TASK DETAILS: Without altering anything, repeat each of the records.

Start of INPUT RECORDS

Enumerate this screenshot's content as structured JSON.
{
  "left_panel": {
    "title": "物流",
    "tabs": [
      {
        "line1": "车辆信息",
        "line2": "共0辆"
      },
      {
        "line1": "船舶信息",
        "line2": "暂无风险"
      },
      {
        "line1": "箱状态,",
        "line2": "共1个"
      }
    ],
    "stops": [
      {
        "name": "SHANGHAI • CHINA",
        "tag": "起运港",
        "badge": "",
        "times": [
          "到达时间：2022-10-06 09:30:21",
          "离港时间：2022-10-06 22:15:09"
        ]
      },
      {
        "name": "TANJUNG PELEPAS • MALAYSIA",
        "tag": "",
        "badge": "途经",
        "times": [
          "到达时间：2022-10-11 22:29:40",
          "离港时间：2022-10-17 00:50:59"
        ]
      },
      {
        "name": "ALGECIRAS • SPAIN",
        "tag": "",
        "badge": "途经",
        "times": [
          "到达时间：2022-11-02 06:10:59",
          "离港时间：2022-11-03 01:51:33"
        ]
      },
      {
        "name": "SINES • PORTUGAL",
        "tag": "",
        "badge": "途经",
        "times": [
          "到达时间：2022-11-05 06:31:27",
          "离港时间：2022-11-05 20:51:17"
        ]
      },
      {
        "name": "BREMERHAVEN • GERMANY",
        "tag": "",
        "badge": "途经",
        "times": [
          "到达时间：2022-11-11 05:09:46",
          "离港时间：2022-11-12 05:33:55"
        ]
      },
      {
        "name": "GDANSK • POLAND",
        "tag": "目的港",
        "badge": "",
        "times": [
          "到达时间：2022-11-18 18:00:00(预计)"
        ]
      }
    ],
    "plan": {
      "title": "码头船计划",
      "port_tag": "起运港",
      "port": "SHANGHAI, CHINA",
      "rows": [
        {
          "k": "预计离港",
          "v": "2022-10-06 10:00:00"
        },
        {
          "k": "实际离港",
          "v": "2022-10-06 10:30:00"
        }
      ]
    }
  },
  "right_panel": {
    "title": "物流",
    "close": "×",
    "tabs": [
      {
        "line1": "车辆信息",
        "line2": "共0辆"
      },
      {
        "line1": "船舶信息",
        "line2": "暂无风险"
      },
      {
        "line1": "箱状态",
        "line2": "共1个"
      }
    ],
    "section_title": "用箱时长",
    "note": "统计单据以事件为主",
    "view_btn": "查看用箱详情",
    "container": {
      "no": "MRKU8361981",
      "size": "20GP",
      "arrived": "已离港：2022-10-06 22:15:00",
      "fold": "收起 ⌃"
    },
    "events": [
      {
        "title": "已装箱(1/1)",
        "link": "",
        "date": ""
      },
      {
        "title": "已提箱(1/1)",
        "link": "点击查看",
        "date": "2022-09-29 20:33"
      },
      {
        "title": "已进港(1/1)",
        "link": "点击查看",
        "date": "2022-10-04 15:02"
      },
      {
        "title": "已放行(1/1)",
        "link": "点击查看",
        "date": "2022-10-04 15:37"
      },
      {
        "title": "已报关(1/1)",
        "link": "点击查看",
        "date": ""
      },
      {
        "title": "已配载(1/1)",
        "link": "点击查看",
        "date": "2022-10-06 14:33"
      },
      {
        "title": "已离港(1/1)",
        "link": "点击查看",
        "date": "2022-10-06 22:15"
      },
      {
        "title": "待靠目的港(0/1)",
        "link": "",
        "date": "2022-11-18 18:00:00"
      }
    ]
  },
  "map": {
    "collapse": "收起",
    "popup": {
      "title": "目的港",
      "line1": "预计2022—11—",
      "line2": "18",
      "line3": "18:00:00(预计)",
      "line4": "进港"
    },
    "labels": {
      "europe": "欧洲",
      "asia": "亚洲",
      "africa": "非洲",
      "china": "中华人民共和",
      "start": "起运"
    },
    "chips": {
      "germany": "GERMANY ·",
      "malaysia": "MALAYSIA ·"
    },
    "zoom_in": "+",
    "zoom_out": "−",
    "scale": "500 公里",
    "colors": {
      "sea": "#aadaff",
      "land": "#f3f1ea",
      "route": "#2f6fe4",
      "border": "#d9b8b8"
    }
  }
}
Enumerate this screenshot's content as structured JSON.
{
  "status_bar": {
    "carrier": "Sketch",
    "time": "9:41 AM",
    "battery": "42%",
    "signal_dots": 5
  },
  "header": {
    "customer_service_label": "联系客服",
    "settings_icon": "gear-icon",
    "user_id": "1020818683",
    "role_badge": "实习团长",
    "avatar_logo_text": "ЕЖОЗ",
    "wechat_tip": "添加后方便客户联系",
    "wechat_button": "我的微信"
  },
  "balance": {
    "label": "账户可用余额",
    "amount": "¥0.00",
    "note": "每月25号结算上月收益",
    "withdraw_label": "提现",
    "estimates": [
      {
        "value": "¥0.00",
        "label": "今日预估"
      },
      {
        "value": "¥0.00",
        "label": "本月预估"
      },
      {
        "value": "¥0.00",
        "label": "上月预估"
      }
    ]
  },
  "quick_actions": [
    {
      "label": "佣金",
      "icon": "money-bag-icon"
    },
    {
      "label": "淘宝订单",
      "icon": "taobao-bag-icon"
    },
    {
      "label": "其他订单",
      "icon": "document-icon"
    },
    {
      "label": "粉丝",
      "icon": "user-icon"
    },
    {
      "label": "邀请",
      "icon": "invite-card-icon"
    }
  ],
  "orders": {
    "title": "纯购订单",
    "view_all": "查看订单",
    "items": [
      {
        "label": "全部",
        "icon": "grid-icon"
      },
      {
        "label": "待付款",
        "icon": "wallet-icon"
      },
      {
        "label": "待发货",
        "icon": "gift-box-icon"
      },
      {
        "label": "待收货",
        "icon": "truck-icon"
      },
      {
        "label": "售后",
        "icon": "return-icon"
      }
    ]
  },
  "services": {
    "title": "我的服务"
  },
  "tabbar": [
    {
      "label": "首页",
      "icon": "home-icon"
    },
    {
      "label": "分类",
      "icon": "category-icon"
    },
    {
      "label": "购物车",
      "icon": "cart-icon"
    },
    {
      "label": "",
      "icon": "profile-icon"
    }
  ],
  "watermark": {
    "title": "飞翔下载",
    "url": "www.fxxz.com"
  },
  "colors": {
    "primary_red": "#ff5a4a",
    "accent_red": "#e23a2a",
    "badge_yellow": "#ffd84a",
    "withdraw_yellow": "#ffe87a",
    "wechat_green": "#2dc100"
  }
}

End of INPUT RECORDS

TASK RESULT:
Enumerate this screenshot's content as structured JSON.
{
  "left_panel": {
    "title": "物流",
    "tabs": [
      {
        "line1": "车辆信息",
        "line2": "共0辆"
      },
      {
        "line1": "船舶信息",
        "line2": "暂无风险"
      },
      {
        "line1": "箱状态,",
        "line2": "共1个"
      }
    ],
    "stops": [
      {
        "name": "SHANGHAI • CHINA",
        "tag": "起运港",
        "badge": "",
        "times": [
          "到达时间：2022-10-06 09:30:21",
          "离港时间：2022-10-06 22:15:09"
        ]
      },
      {
        "name": "TANJUNG PELEPAS • MALAYSIA",
        "tag": "",
        "badge": "途经",
        "times": [
          "到达时间：2022-10-11 22:29:40",
          "离港时间：2022-10-17 00:50:59"
        ]
      },
      {
        "name": "ALGECIRAS • SPAIN",
        "tag": "",
        "badge": "途经",
        "times": [
          "到达时间：2022-11-02 06:10:59",
          "离港时间：2022-11-03 01:51:33"
        ]
      },
      {
        "name": "SINES • PORTUGAL",
        "tag": "",
        "badge": "途经",
        "times": [
          "到达时间：2022-11-05 06:31:27",
          "离港时间：2022-11-05 20:51:17"
        ]
      },
      {
        "name": "BREMERHAVEN • GERMANY",
        "tag": "",
        "badge": "途经",
        "times": [
          "到达时间：2022-11-11 05:09:46",
          "离港时间：2022-11-12 05:33:55"
        ]
      },
      {
        "name": "GDANSK • POLAND",
        "tag": "目的港",
        "badge": "",
        "times": [
          "到达时间：2022-11-18 18:00:00(预计)"
        ]
      }
    ],
    "plan": {
      "title": "码头船计划",
      "port_tag": "起运港",
      "port": "SHANGHAI, CHINA",
      "rows": [
        {
          "k": "预计离港",
          "v": "2022-10-06 10:00:00"
        },
        {
          "k": "实际离港",
          "v": "2022-10-06 10:30:00"
        }
      ]
    }
  },
  "right_panel": {
    "title": "物流",
    "close": "×",
    "tabs": [
      {
        "line1": "车辆信息",
        "line2": "共0辆"
      },
      {
        "line1": "船舶信息",
        "line2": "暂无风险"
      },
      {
        "line1": "箱状态",
        "line2": "共1个"
      }
    ],
    "section_title": "用箱时长",
    "note": "统计单据以事件为主",
    "view_btn": "查看用箱详情",
    "container": {
      "no": "MRKU8361981",
      "size": "20GP",
      "arrived": "已离港：2022-10-06 22:15:00",
      "fold": "收起 ⌃"
    },
    "events": [
      {
        "title": "已装箱(1/1)",
        "link": "",
        "date": ""
      },
      {
        "title": "已提箱(1/1)",
        "link": "点击查看",
        "date": "2022-09-29 20:33"
      },
      {
        "title": "已进港(1/1)",
        "link": "点击查看",
        "date": "2022-10-04 15:02"
      },
      {
        "title": "已放行(1/1)",
        "link": "点击查看",
        "date": "2022-10-04 15:37"
      },
      {
        "title": "已报关(1/1)",
        "link": "点击查看",
        "date": ""
      },
      {
        "title": "已配载(1/1)",
        "link": "点击查看",
        "date": "2022-10-06 14:33"
      },
      {
        "title": "已离港(1/1)",
        "link": "点击查看",
        "date": "2022-10-06 22:15"
      },
      {
        "title": "待靠目的港(0/1)",
        "link": "",
        "date": "2022-11-18 18:00:00"
      }
    ]
  },
  "map": {
    "collapse": "收起",
    "popup": {
      "title": "目的港",
      "line1": "预计2022—11—",
      "line2": "18",
      "line3": "18:00:00(预计)",
      "line4": "进港"
    },
    "labels": {
      "europe": "欧洲",
      "asia": "亚洲",
      "africa": "非洲",
      "china": "中华人民共和",
      "start": "起运"
    },
    "chips": {
      "germany": "GERMANY ·",
      "malaysia": "MALAYSIA ·"
    },
    "zoom_in": "+",
    "zoom_out": "−",
    "scale": "500 公里",
    "colors": {
      "sea": "#aadaff",
      "land": "#f3f1ea",
      "route": "#2f6fe4",
      "border": "#d9b8b8"
    }
  }
}
Enumerate this screenshot's content as structured JSON.
{
  "status_bar": {
    "carrier": "Sketch",
    "time": "9:41 AM",
    "battery": "42%",
    "signal_dots": 5
  },
  "header": {
    "customer_service_label": "联系客服",
    "settings_icon": "gear-icon",
    "user_id": "1020818683",
    "role_badge": "实习团长",
    "avatar_logo_text": "ЕЖОЗ",
    "wechat_tip": "添加后方便客户联系",
    "wechat_button": "我的微信"
  },
  "balance": {
    "label": "账户可用余额",
    "amount": "¥0.00",
    "note": "每月25号结算上月收益",
    "withdraw_label": "提现",
    "estimates": [
      {
        "value": "¥0.00",
        "label": "今日预估"
      },
      {
        "value": "¥0.00",
        "label": "本月预估"
      },
      {
        "value": "¥0.00",
        "label": "上月预估"
      }
    ]
  },
  "quick_actions": [
    {
      "label": "佣金",
      "icon": "money-bag-icon"
    },
    {
      "label": "淘宝订单",
      "icon": "taobao-bag-icon"
    },
    {
      "label": "其他订单",
      "icon": "document-icon"
    },
    {
      "label": "粉丝",
      "icon": "user-icon"
    },
    {
      "label": "邀请",
      "icon": "invite-card-icon"
    }
  ],
  "orders": {
    "title": "纯购订单",
    "view_all": "查看订单",
    "items": [
      {
        "label": "全部",
        "icon": "grid-icon"
      },
      {
        "label": "待付款",
        "icon": "wallet-icon"
      },
      {
        "label": "待发货",
        "icon": "gift-box-icon"
      },
      {
        "label": "待收货",
        "icon": "truck-icon"
      },
      {
        "label": "售后",
        "icon": "return-icon"
      }
    ]
  },
  "services": {
    "title": "我的服务"
  },
  "tabbar": [
    {
      "label": "首页",
      "icon": "home-icon"
    },
    {
      "label": "分类",
      "icon": "category-icon"
    },
    {
      "label": "购物车",
      "icon": "cart-icon"
    },
    {
      "label": "",
      "icon": "profile-icon"
    }
  ],
  "watermark": {
    "title": "飞翔下载",
    "url": "www.fxxz.com"
  },
  "colors": {
    "primary_red": "#ff5a4a",
    "accent_red": "#e23a2a",
    "badge_yellow": "#ffd84a",
    "withdraw_yellow": "#ffe87a",
    "wechat_green": "#2dc100"
  }
}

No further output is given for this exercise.